Recently I read an article on how a writer has cut off his internet at home to be more productive. As I was reading it, I realized that I’ve turned my private life very much dependent from internet, creating rituals that way too often involved staring at the screen. And even though I though it would be a good idea to try his experiment, I didn’t have the guts to do it on my own.
Thankfully I didn’t have to make any decisions as my internet provider screwed something up which resulted in no internet in our household. And as it goes in Belgium (no offense: I love a lot of things about Belgium, but client service isn’t one of them), the problem was not solving itself very quickly. I was left without the internet for 3 weeks.

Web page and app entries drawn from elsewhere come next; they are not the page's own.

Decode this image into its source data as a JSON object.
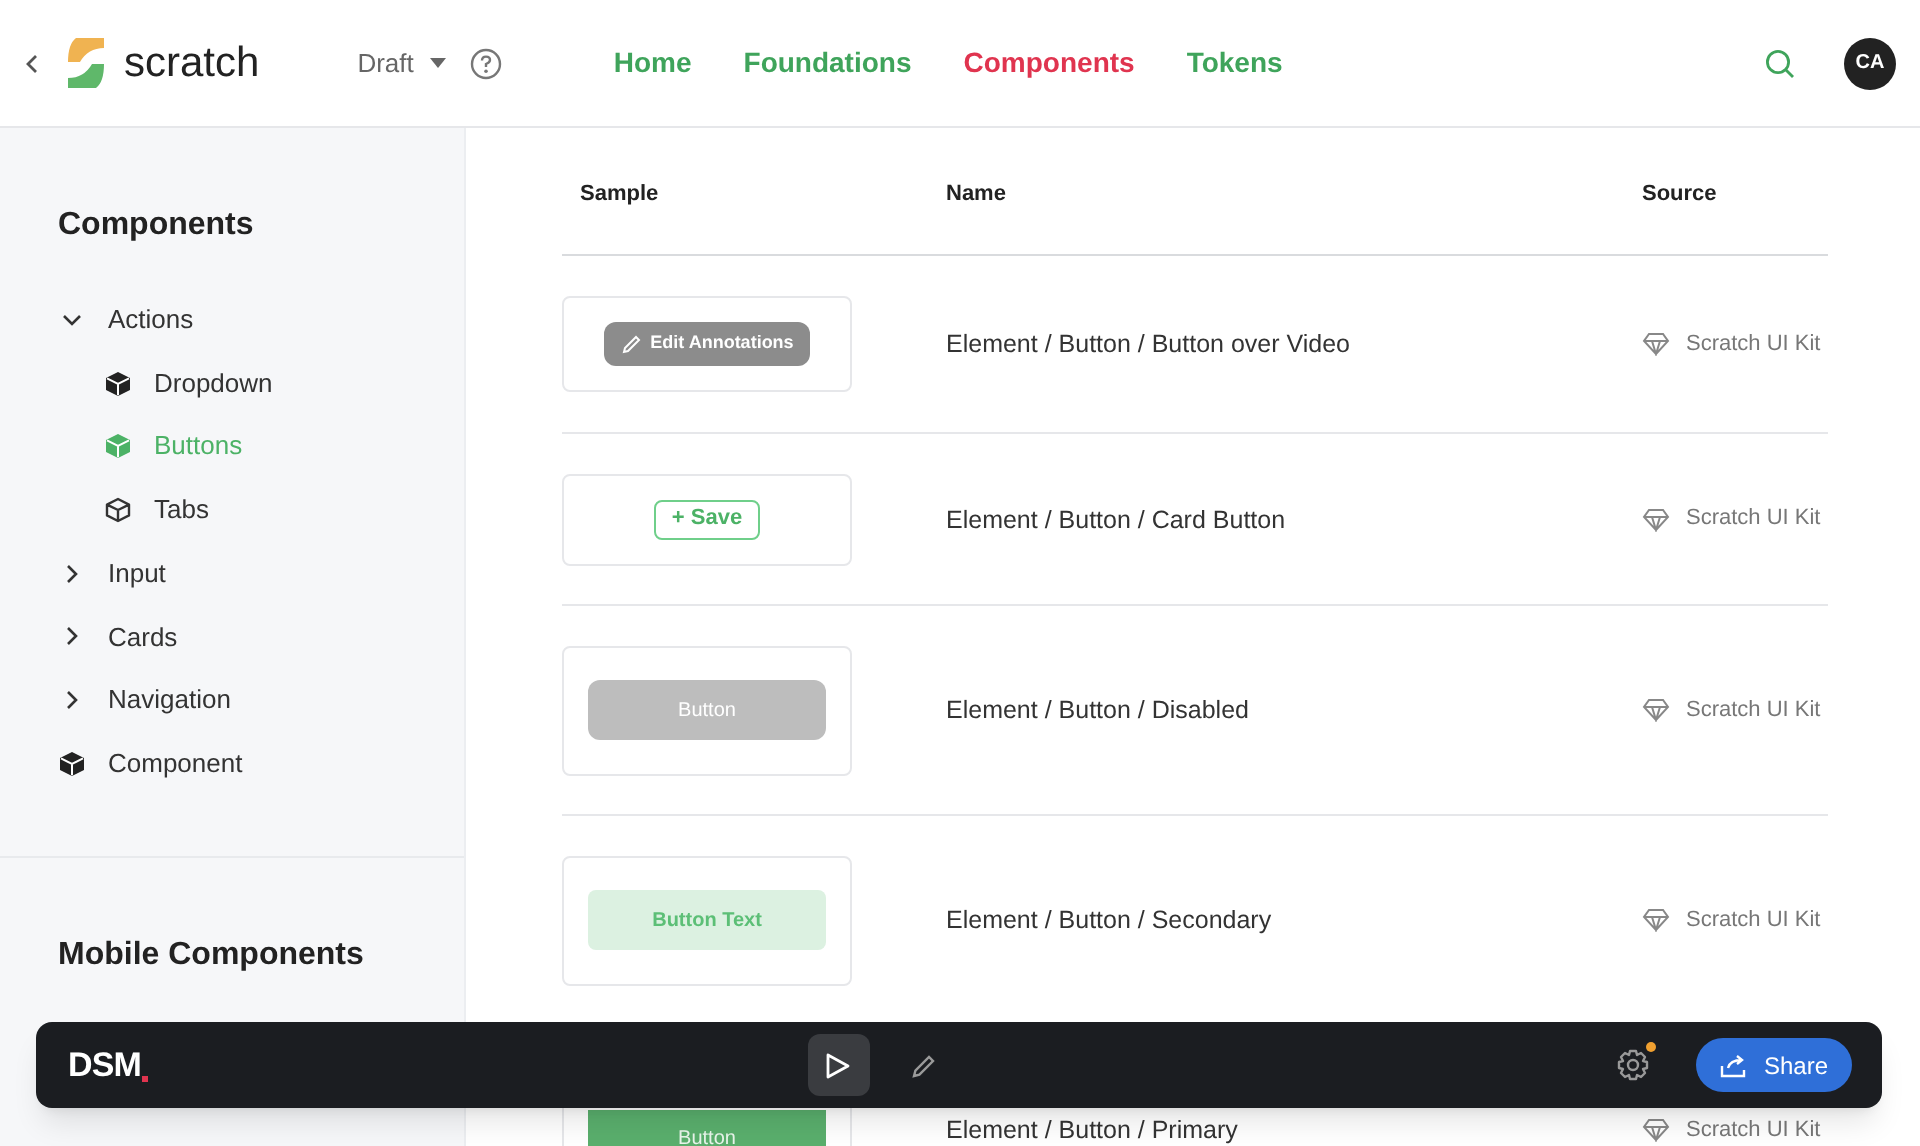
{
  "header": {
    "logo": "scratch",
    "version": "Draft",
    "nav": [
      {
        "label": "Home",
        "selected": false
      },
      {
        "label": "Foundations",
        "selected": false
      },
      {
        "label": "Components",
        "selected": true
      },
      {
        "label": "Tokens",
        "selected": false
      }
    ],
    "avatar": "CA"
  },
  "sidebar": {
    "sections": [
      {
        "title": "Components",
        "items": [
          {
            "label": "Actions",
            "kind": "group",
            "expanded": true,
            "selected": false,
            "children": [
              {
                "label": "Dropdown",
                "kind": "component",
                "selected": false
              },
              {
                "label": "Buttons",
                "kind": "component",
                "selected": true
              },
              {
                "label": "Tabs",
                "kind": "variant",
                "selected": false
              }
            ]
          },
          {
            "label": "Input",
            "kind": "group",
            "expanded": false,
            "selected": false
          },
          {
            "label": "Cards",
            "kind": "group",
            "expanded": false,
            "selected": false
          },
          {
            "label": "Navigation",
            "kind": "group",
            "expanded": false,
            "selected": false
          },
          {
            "label": "Component",
            "kind": "component",
            "selected": false
          }
        ]
      },
      {
        "title": "Mobile Components"
      }
    ]
  },
  "table": {
    "columns": [
      "Sample",
      "Name",
      "Source"
    ],
    "rows": [
      {
        "sample": {
          "kind": "overlay",
          "label": "Edit Annotations"
        },
        "name": "Element / Button / Button over Video",
        "source": "Scratch UI Kit"
      },
      {
        "sample": {
          "kind": "outline",
          "label": "+ Save"
        },
        "name": "Element / Button / Card Button",
        "source": "Scratch UI Kit"
      },
      {
        "sample": {
          "kind": "disabled",
          "label": "Button"
        },
        "name": "Element / Button / Disabled",
        "source": "Scratch UI Kit"
      },
      {
        "sample": {
          "kind": "secondary",
          "label": "Button Text"
        },
        "name": "Element / Button / Secondary",
        "source": "Scratch UI Kit"
      },
      {
        "sample": {
          "kind": "primary",
          "label": "Button"
        },
        "name": "Element / Button / Primary",
        "source": "Scratch UI Kit"
      }
    ]
  },
  "toolbar": {
    "logo": "DSM",
    "tools": [
      {
        "kind": "play",
        "selected": true
      },
      {
        "kind": "edit",
        "selected": false
      }
    ],
    "notification": true,
    "share": "Share"
  }
}
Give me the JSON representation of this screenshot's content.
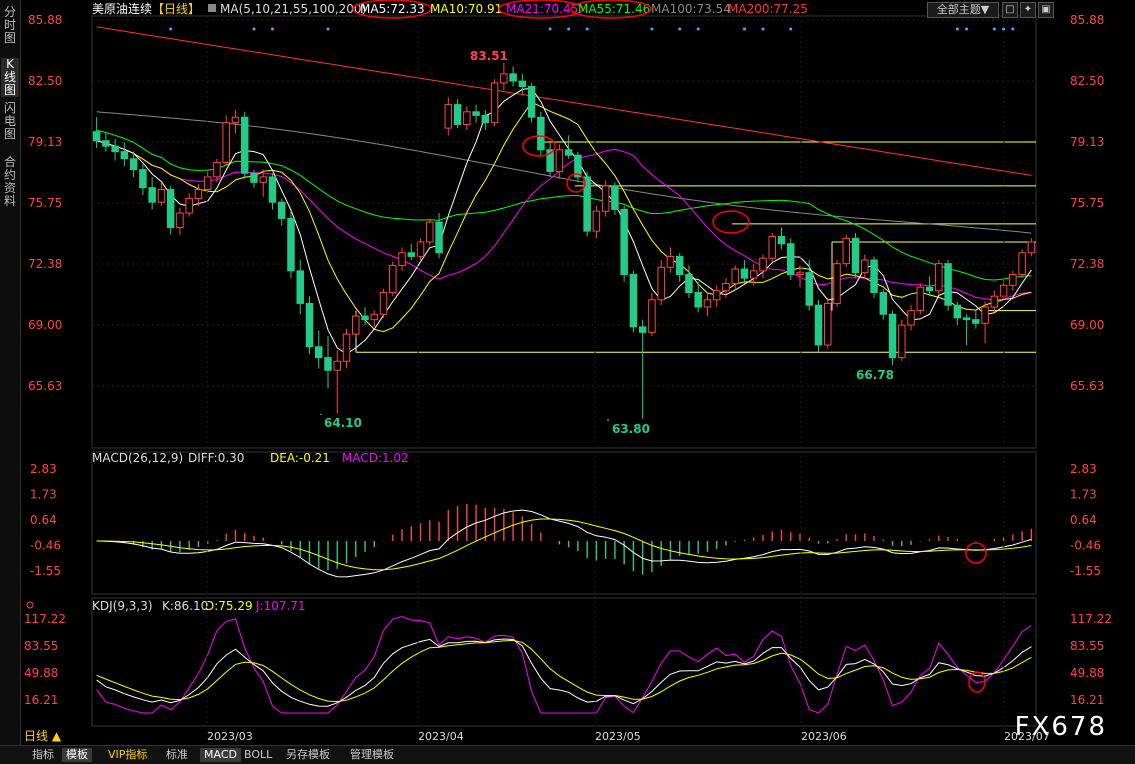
{
  "sidebar": {
    "tabs": [
      "分\n时\n图",
      "K\n线\n图",
      "闪\n电\n图",
      "合\n约\n资\n料"
    ],
    "active": 1
  },
  "top_controls": {
    "theme_button": "全部主题▼",
    "win_buttons": [
      "□",
      "✦",
      "▣"
    ]
  },
  "main_chart": {
    "symbol": "美原油连续",
    "period": "【日线】",
    "ma_params": "MA(5,10,21,55,100,200)",
    "ma_values": [
      {
        "label": "MA5:72.33",
        "color": "#ffffff",
        "circled": true
      },
      {
        "label": "MA10:70.91",
        "color": "#ffff00",
        "circled": false
      },
      {
        "label": "MA21:70.45",
        "color": "#ff00ff",
        "circled": true
      },
      {
        "label": "MA55:71.46",
        "color": "#00ff00",
        "circled": true
      },
      {
        "label": "MA100:73.54",
        "color": "#888888",
        "circled": false
      },
      {
        "label": "MA200:77.25",
        "color": "#ff3333",
        "circled": false
      }
    ],
    "y_ticks": [
      "85.88",
      "82.50",
      "79.13",
      "75.75",
      "72.38",
      "69.00",
      "65.63"
    ],
    "annotations": [
      "83.51",
      "64.10",
      "63.80",
      "66.78"
    ]
  },
  "macd_panel": {
    "title": "MACD(26,12,9)",
    "diff": "DIFF:0.30",
    "dea": "DEA:-0.21",
    "macd": "MACD:1.02",
    "y_ticks": [
      "2.83",
      "1.73",
      "0.64",
      "-0.46",
      "-1.55"
    ]
  },
  "kdj_panel": {
    "title": "KDJ(9,3,3)",
    "k": "K:86.10",
    "d": "D:75.29",
    "j": "J:107.71",
    "y_ticks": [
      "117.22",
      "83.55",
      "49.88",
      "16.21"
    ]
  },
  "x_axis": {
    "labels": [
      "2023/03",
      "2023/04",
      "2023/05",
      "2023/06",
      "2023/07"
    ]
  },
  "period_tag": "日线 ▲",
  "bottom_tabs": [
    "指标",
    "模板",
    "VIP指标",
    "标准",
    "MACD",
    "BOLL",
    "另存模板",
    "管理模板"
  ],
  "watermark": "FX678",
  "colors": {
    "up": "#ff4444",
    "down": "#22cc88",
    "axis_red": "#ff4444",
    "grid": "#2a2a2a"
  },
  "chart_data": [
    {
      "type": "candlestick",
      "title": "美原油连续【日线】",
      "ylim": [
        63.0,
        87.0
      ],
      "x_labels": [
        "2023/03",
        "2023/04",
        "2023/05",
        "2023/06",
        "2023/07"
      ],
      "ohlc": [
        [
          79.7,
          80.5,
          78.8,
          79.2
        ],
        [
          79.2,
          79.6,
          78.6,
          78.9
        ],
        [
          78.9,
          79.3,
          78.1,
          78.6
        ],
        [
          78.6,
          79.1,
          77.8,
          78.2
        ],
        [
          78.2,
          78.6,
          77.2,
          77.6
        ],
        [
          77.6,
          77.9,
          76.2,
          76.6
        ],
        [
          76.6,
          77.2,
          75.4,
          75.8
        ],
        [
          75.8,
          76.9,
          75.6,
          76.5
        ],
        [
          76.5,
          76.7,
          74.0,
          74.4
        ],
        [
          74.4,
          75.5,
          74.0,
          75.2
        ],
        [
          75.2,
          76.3,
          75.0,
          76.0
        ],
        [
          76.0,
          76.8,
          75.6,
          76.5
        ],
        [
          76.5,
          77.5,
          76.3,
          77.2
        ],
        [
          77.2,
          78.2,
          76.9,
          78.0
        ],
        [
          78.0,
          80.6,
          77.8,
          80.2
        ],
        [
          80.2,
          80.9,
          79.6,
          80.5
        ],
        [
          80.5,
          80.8,
          77.1,
          77.4
        ],
        [
          77.4,
          77.6,
          76.6,
          76.9
        ],
        [
          76.9,
          77.6,
          76.1,
          77.2
        ],
        [
          77.2,
          77.4,
          75.4,
          75.8
        ],
        [
          75.8,
          76.0,
          74.5,
          74.9
        ],
        [
          74.9,
          75.3,
          71.6,
          72.0
        ],
        [
          72.0,
          72.6,
          69.6,
          70.2
        ],
        [
          70.2,
          70.6,
          67.4,
          67.8
        ],
        [
          67.8,
          68.7,
          66.6,
          67.2
        ],
        [
          67.2,
          68.4,
          65.5,
          66.5
        ],
        [
          66.5,
          67.6,
          64.1,
          67.0
        ],
        [
          67.0,
          68.8,
          66.6,
          68.5
        ],
        [
          68.5,
          69.7,
          68.3,
          69.5
        ],
        [
          69.5,
          70.0,
          69.0,
          69.3
        ],
        [
          69.3,
          69.8,
          68.9,
          69.6
        ],
        [
          69.6,
          71.0,
          69.4,
          70.8
        ],
        [
          70.8,
          72.5,
          70.6,
          72.3
        ],
        [
          72.3,
          73.3,
          72.0,
          73.0
        ],
        [
          73.0,
          73.5,
          72.6,
          72.8
        ],
        [
          72.8,
          73.8,
          72.6,
          73.6
        ],
        [
          73.6,
          74.9,
          73.4,
          74.7
        ],
        [
          74.7,
          75.2,
          72.7,
          73.0
        ],
        [
          79.9,
          81.6,
          79.5,
          81.2
        ],
        [
          81.2,
          81.5,
          79.9,
          80.1
        ],
        [
          80.1,
          81.1,
          79.8,
          80.8
        ],
        [
          80.8,
          81.2,
          80.2,
          80.6
        ],
        [
          80.6,
          80.9,
          79.8,
          80.2
        ],
        [
          80.2,
          82.6,
          80.0,
          82.4
        ],
        [
          82.4,
          83.51,
          82.0,
          82.9
        ],
        [
          82.9,
          83.3,
          82.2,
          82.5
        ],
        [
          82.5,
          82.9,
          81.8,
          82.2
        ],
        [
          82.2,
          82.4,
          80.2,
          80.5
        ],
        [
          80.5,
          80.8,
          78.4,
          78.7
        ],
        [
          78.7,
          79.2,
          77.2,
          77.5
        ],
        [
          77.5,
          79.0,
          77.1,
          78.7
        ],
        [
          78.7,
          79.5,
          78.2,
          78.4
        ],
        [
          78.4,
          78.6,
          76.9,
          77.2
        ],
        [
          77.2,
          77.5,
          73.9,
          74.2
        ],
        [
          74.2,
          75.6,
          73.8,
          75.3
        ],
        [
          75.3,
          77.0,
          75.0,
          76.7
        ],
        [
          76.7,
          76.9,
          75.1,
          75.4
        ],
        [
          75.4,
          75.6,
          71.4,
          71.8
        ],
        [
          71.8,
          72.0,
          68.6,
          68.9
        ],
        [
          68.9,
          69.3,
          63.8,
          68.6
        ],
        [
          68.6,
          70.8,
          68.4,
          70.4
        ],
        [
          70.4,
          72.6,
          70.1,
          72.2
        ],
        [
          72.2,
          73.3,
          71.9,
          72.8
        ],
        [
          72.8,
          73.0,
          71.4,
          71.8
        ],
        [
          71.8,
          72.3,
          70.5,
          70.8
        ],
        [
          70.8,
          71.4,
          69.7,
          70.0
        ],
        [
          70.0,
          70.7,
          69.5,
          70.4
        ],
        [
          70.4,
          71.2,
          70.0,
          70.9
        ],
        [
          70.9,
          71.6,
          70.5,
          71.3
        ],
        [
          71.3,
          72.3,
          71.0,
          72.1
        ],
        [
          72.1,
          72.6,
          71.3,
          71.6
        ],
        [
          71.6,
          72.4,
          71.2,
          72.0
        ],
        [
          72.0,
          72.9,
          71.6,
          72.7
        ],
        [
          72.7,
          74.1,
          72.5,
          73.9
        ],
        [
          73.9,
          74.4,
          73.2,
          73.5
        ],
        [
          73.5,
          73.8,
          71.5,
          71.8
        ],
        [
          71.8,
          72.3,
          71.1,
          71.9
        ],
        [
          71.9,
          72.6,
          69.8,
          70.1
        ],
        [
          70.1,
          70.4,
          67.5,
          67.9
        ],
        [
          67.9,
          70.5,
          67.7,
          70.2
        ],
        [
          70.2,
          72.6,
          70.0,
          72.4
        ],
        [
          72.4,
          74.0,
          72.2,
          73.8
        ],
        [
          73.8,
          74.1,
          71.6,
          71.9
        ],
        [
          71.9,
          72.9,
          71.6,
          72.6
        ],
        [
          72.6,
          72.8,
          70.5,
          70.8
        ],
        [
          70.8,
          71.0,
          69.3,
          69.6
        ],
        [
          69.6,
          69.8,
          66.78,
          67.2
        ],
        [
          67.2,
          69.3,
          67.0,
          69.0
        ],
        [
          69.0,
          70.1,
          68.7,
          69.8
        ],
        [
          69.8,
          71.3,
          69.6,
          71.1
        ],
        [
          71.1,
          71.7,
          70.6,
          70.9
        ],
        [
          70.9,
          72.6,
          70.7,
          72.4
        ],
        [
          72.4,
          72.6,
          69.8,
          70.1
        ],
        [
          70.1,
          70.3,
          69.0,
          69.4
        ],
        [
          69.4,
          69.6,
          67.9,
          69.3
        ],
        [
          69.3,
          69.8,
          68.8,
          69.1
        ],
        [
          69.1,
          70.3,
          68.0,
          70.0
        ],
        [
          70.0,
          70.9,
          69.7,
          70.6
        ],
        [
          70.6,
          71.5,
          70.4,
          71.2
        ],
        [
          71.2,
          72.0,
          70.9,
          71.8
        ],
        [
          71.8,
          73.2,
          71.6,
          73.0
        ],
        [
          73.0,
          73.8,
          72.8,
          73.6
        ]
      ],
      "ma_lines_color": {
        "MA5": "#ffffff",
        "MA10": "#ffff00",
        "MA21": "#ff00ff",
        "MA55": "#00ff00",
        "MA100": "#888888",
        "MA200": "#ff3333"
      },
      "horizontal_levels": [
        79.13,
        76.7,
        74.6,
        73.6,
        69.8,
        67.5
      ]
    },
    {
      "type": "bar",
      "title": "MACD(26,12,9)",
      "ylim": [
        -2.2,
        3.2
      ],
      "series": [
        {
          "name": "DIFF"
        },
        {
          "name": "DEA"
        },
        {
          "name": "MACD"
        }
      ]
    },
    {
      "type": "line",
      "title": "KDJ(9,3,3)",
      "ylim": [
        0,
        130
      ],
      "series": [
        {
          "name": "K"
        },
        {
          "name": "D"
        },
        {
          "name": "J"
        }
      ]
    }
  ]
}
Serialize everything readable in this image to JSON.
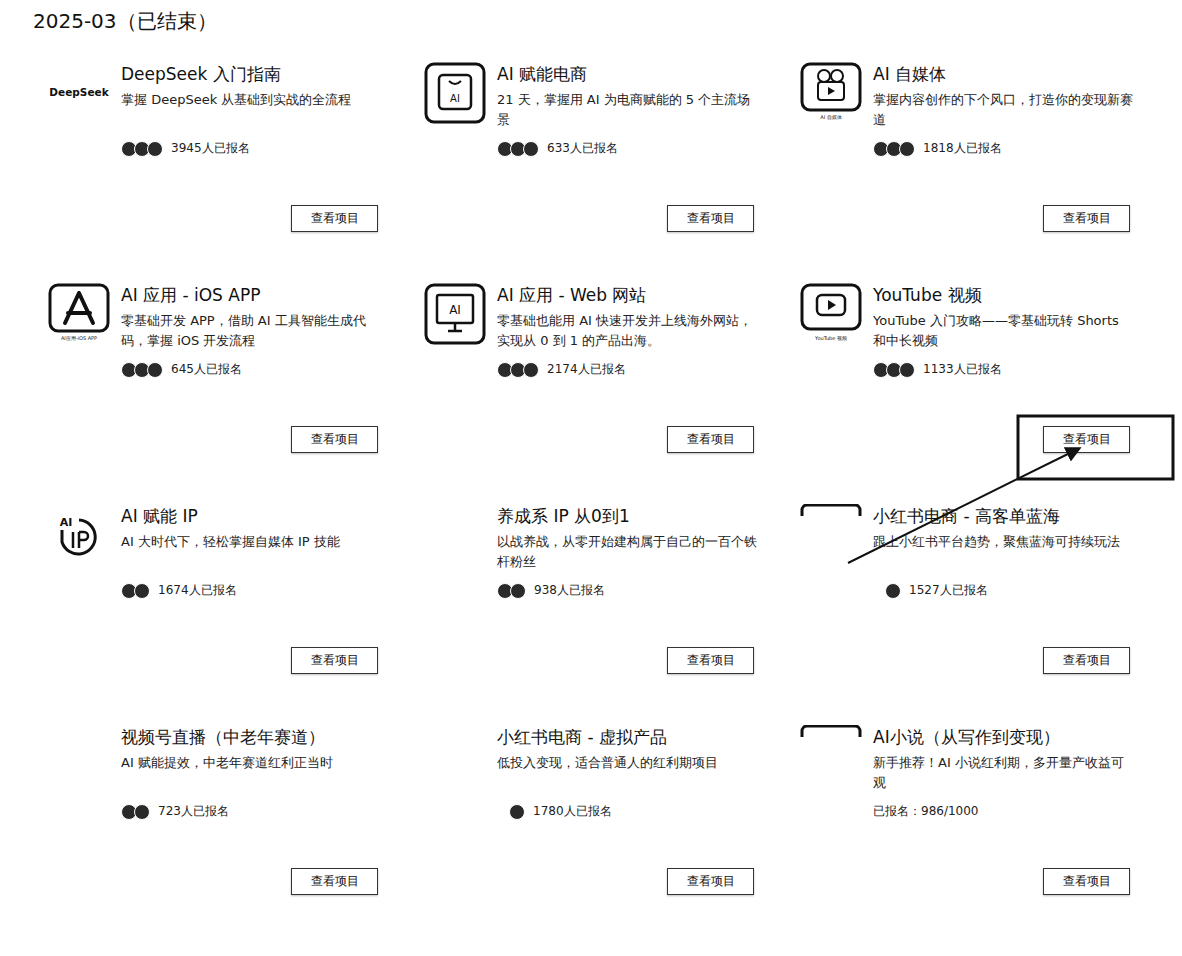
{
  "page": {
    "title": "2025-03（已结束）"
  },
  "cards": [
    {
      "title": "DeepSeek 入门指南",
      "desc": "掌握 DeepSeek 从基础到实战的全流程",
      "count": "3945人已报名",
      "avatars": 3,
      "button": "查看项目",
      "icon": {
        "kind": "deepseek",
        "label": "DeepSeek"
      }
    },
    {
      "title": "AI 赋能电商",
      "desc": "21 天，掌握用 AI 为电商赋能的 5 个主流场景",
      "count": "633人已报名",
      "avatars": 3,
      "button": "查看项目",
      "icon": {
        "kind": "bag",
        "label": "AI"
      }
    },
    {
      "title": "AI 自媒体",
      "desc": "掌握内容创作的下个风口，打造你的变现新赛道",
      "count": "1818人已报名",
      "avatars": 3,
      "button": "查看项目",
      "icon": {
        "kind": "camera",
        "label": "AI 自媒体"
      }
    },
    {
      "title": "AI 应用 - iOS APP",
      "desc": "零基础开发 APP，借助 AI 工具智能生成代码，掌握 iOS 开发流程",
      "count": "645人已报名",
      "avatars": 3,
      "button": "查看项目",
      "icon": {
        "kind": "appstore",
        "label": "AI应用-iOS APP"
      }
    },
    {
      "title": "AI 应用 - Web 网站",
      "desc": "零基础也能用 AI 快速开发并上线海外网站，实现从 0 到 1 的产品出海。",
      "count": "2174人已报名",
      "avatars": 3,
      "button": "查看项目",
      "icon": {
        "kind": "web",
        "label": "AI"
      }
    },
    {
      "title": "YouTube 视频",
      "desc": "YouTube 入门攻略——零基础玩转 Shorts 和中长视频",
      "count": "1133人已报名",
      "avatars": 3,
      "button": "查看项目",
      "icon": {
        "kind": "youtube",
        "label": "YouTube 视频"
      }
    },
    {
      "title": "AI 赋能 IP",
      "desc": "AI 大时代下，轻松掌握自媒体 IP 技能",
      "count": "1674人已报名",
      "avatars": 2,
      "button": "查看项目",
      "icon": {
        "kind": "aiip",
        "label": "AI"
      }
    },
    {
      "title": "养成系 IP 从0到1",
      "desc": "以战养战，从零开始建构属于自己的一百个铁杆粉丝",
      "count": "938人已报名",
      "avatars": 2,
      "button": "查看项目",
      "icon": {
        "kind": "none",
        "label": ""
      }
    },
    {
      "title": "小红书电商 - 高客单蓝海",
      "desc": "跟上小红书平台趋势，聚焦蓝海可持续玩法",
      "count": "1527人已报名",
      "avatars": 1,
      "button": "查看项目",
      "icon": {
        "kind": "bar",
        "label": ""
      }
    },
    {
      "title": "视频号直播（中老年赛道）",
      "desc": "AI 赋能提效，中老年赛道红利正当时",
      "count": "723人已报名",
      "avatars": 2,
      "button": "查看项目",
      "icon": {
        "kind": "none",
        "label": ""
      }
    },
    {
      "title": "小红书电商 - 虚拟产品",
      "desc": "低投入变现，适合普通人的红利期项目",
      "count": "1780人已报名",
      "avatars": 1,
      "button": "查看项目",
      "icon": {
        "kind": "none",
        "label": ""
      }
    },
    {
      "title": "AI小说（从写作到变现）",
      "desc": "新手推荐！AI 小说红利期，多开量产收益可观",
      "count": "已报名：986/1000",
      "avatars": 0,
      "button": "查看项目",
      "icon": {
        "kind": "bar",
        "label": ""
      }
    }
  ]
}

Retrospectively looking at it, I loved it.
3 stages of emotions
Obviously the first day I was cut off, I was outraged. “How can they do this to me!!,” I thought to myself. “Me, the paying client?!?!? I should be the queen! I should be served within 30 seconds!” As you can imagine, this did not lead to any results except that it transitioned into feeling that I am missing something… Like with any addiction, it felt like a part of me doesn’t know what to do. I was like a junkie looking for a fix. Looking, if I could steal someone’ s wifi suddenly was my priority. I couldn’t (people nowadays know how to protect themselves).
And then I let it go. I gave up the need to have the feeling of being connected and was happy to be. Suddenly I DID have the time for those million tiny things I wished I could have done earlier. I enjoyed my cup of coffee. I read an article. I wen outside. I lived simply. Or simply lived.
There and then I promised myself that I will try to stick and cultivate that feeling as much as I can outside the work life (and eventually maybe to bring it in parts to work as well). To live simply. Or simply live. In the widest sense possible.